Story by the Associated Press; curated by Dave Urbanski
UPDATE: The plane had been contracted by the U.S. government to provide detection and monitoring of drug trafficking routes in the coastal region of Central America as part of Operation Martillo, the U.S. Southern Command said in a statement. The flight had lost communications over the Western Caribbean before crashing near Capurgana.
The statement said the names of the dead are being withheld pending notification of next-of-kin.
Operation Martillo (Hammer) is part of the $165 million, U.S.-led Central America Regional Security Initiative, which focuses on the seas off Central America's beach-lined coasts, key shipping routes for 90 percent of the cocaine headed to the U.S. Fourteen countries participate in the operation: Belize, Canada, Colombia, Costa Rica, El Salvador, France, Guatemala, Honduras, the Netherlands, Nicaragua, Panama, Spain, United Kingdom and the United States. Chile has also contributed to the operation.
Packages filled with an estimated $27 million after it was seized during Operation Martillo in April 2013. (Credit: Getty Images)
Original story appears below.
BOGOTA, Colombia (AP) — A plane carrying five Americans and a Panamanian on an anti-drug mission crashed Saturday in a remote part of northern Colombia, killing four of the occupants and seriously injuring the other two, authorities said.
Panamanian officials said three Americans and a Panamanian military officer were killed, and the other two Americans on board were injured. The Americans have not been identified. The crash took place in Choco province, 340 miles northwest of Colombia's capital, Bogota, near the border with Panama.
Gen. Nicasio de Jesus Martinez, commander of the Colombian army's Brigade IV whose troops traveled to the accident scene, ruled out the possibility that the plane was shot down by rebels still active in Colombia.
"There was no aggression, no impact ... it was a failure," said Martinez, adding that it was too soon to know if the crash was caused by mechanical failure, human error or the weather.
Farmers reported that the plane went down at about 1 a.m. local time in a rural part of the municipality of Acandi, said Acandi Mayor Gabriel Jose Olivares.
Carlos Ivan Marquez, chief of Colombia's national office for disaster response, said the injured received first aid in a nearby community before being transported to Bogota for treatment of injuries that include multiple bone fractures and burns over at least 40 percent of their bodies.
Panama's National Air Service said in a statement that officer Lt. Lloyd Nunez was killed in the crash along with three Americans. It said the accident occurred during an anti-drug operation along the border of the two countries and that Panama was assisting Colombia in the rescue operation.
Santiago Castro, director of Colombia's Civil Aviation agency, said the small plane wasn't civilian so he couldn't provide details about its route. Olivares said he didn't know the origin or destination of the flight.
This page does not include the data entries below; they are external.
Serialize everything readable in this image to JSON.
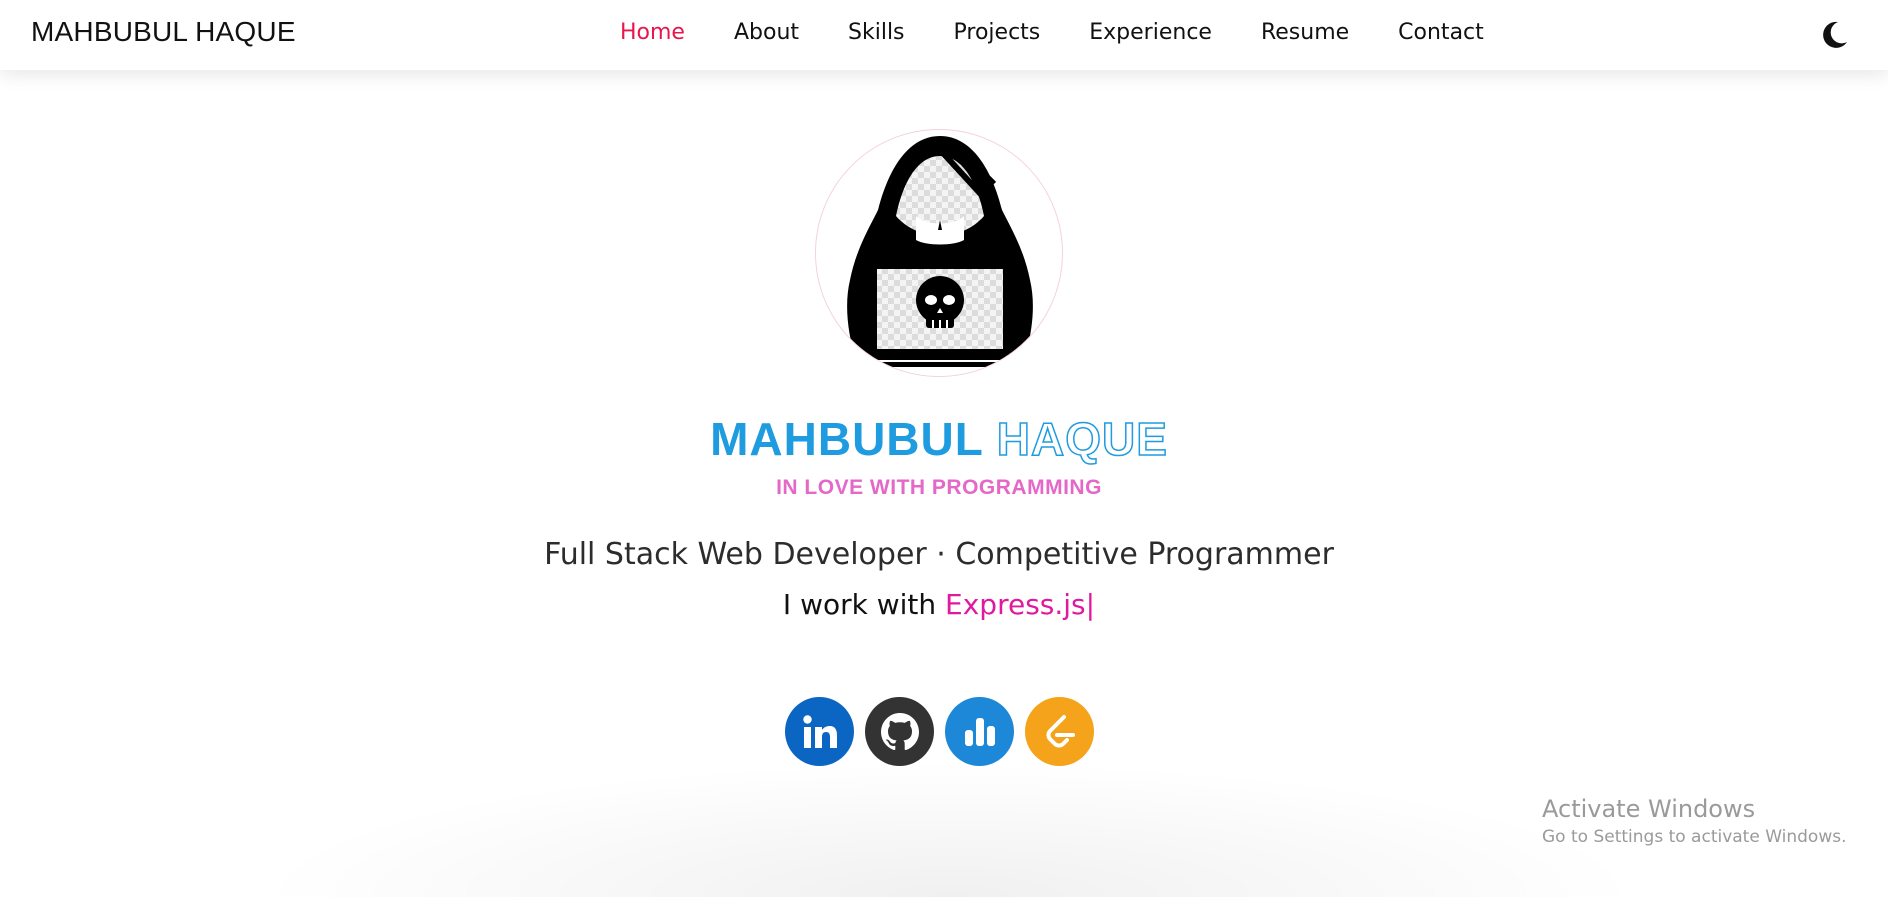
{
  "navbar": {
    "brand": "MAHBUBUL HAQUE",
    "links": [
      {
        "label": "Home",
        "active": true
      },
      {
        "label": "About"
      },
      {
        "label": "Skills"
      },
      {
        "label": "Projects"
      },
      {
        "label": "Experience"
      },
      {
        "label": "Resume"
      },
      {
        "label": "Contact"
      }
    ],
    "theme_icon": "moon-icon"
  },
  "hero": {
    "avatar_icon": "hooded-hacker-avatar",
    "name_first": "MAHBUBUL",
    "name_last": "HAQUE",
    "tagline": "IN LOVE WITH PROGRAMMING",
    "role": "Full Stack Web Developer · Competitive Programmer",
    "typing_prefix": "I work with ",
    "typing_tech": "Express.js",
    "typing_caret": "|"
  },
  "socials": [
    {
      "name": "linkedin-icon",
      "color": "#0a66c2"
    },
    {
      "name": "github-icon",
      "color": "#333333"
    },
    {
      "name": "stats-icon",
      "color": "#1e88d8"
    },
    {
      "name": "leetcode-icon",
      "color": "#f5a31a"
    }
  ],
  "colors": {
    "accent_active": "#e8164d",
    "name_blue": "#1f9be0",
    "tagline_pink": "#e567c8",
    "tech_magenta": "#e01a9e"
  },
  "watermark": {
    "title": "Activate Windows",
    "subtitle": "Go to Settings to activate Windows."
  }
}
The region where the plane went down is mountain jungle and units of the Revolutionary Armed Forces of Colombia, or FARC, and drug traffickers all operated in it, the Colombian army said in a statement.
Officials at the U.S. Embassies in Bogota and Panama City did not immediately comment on the accident.
This story has been updated.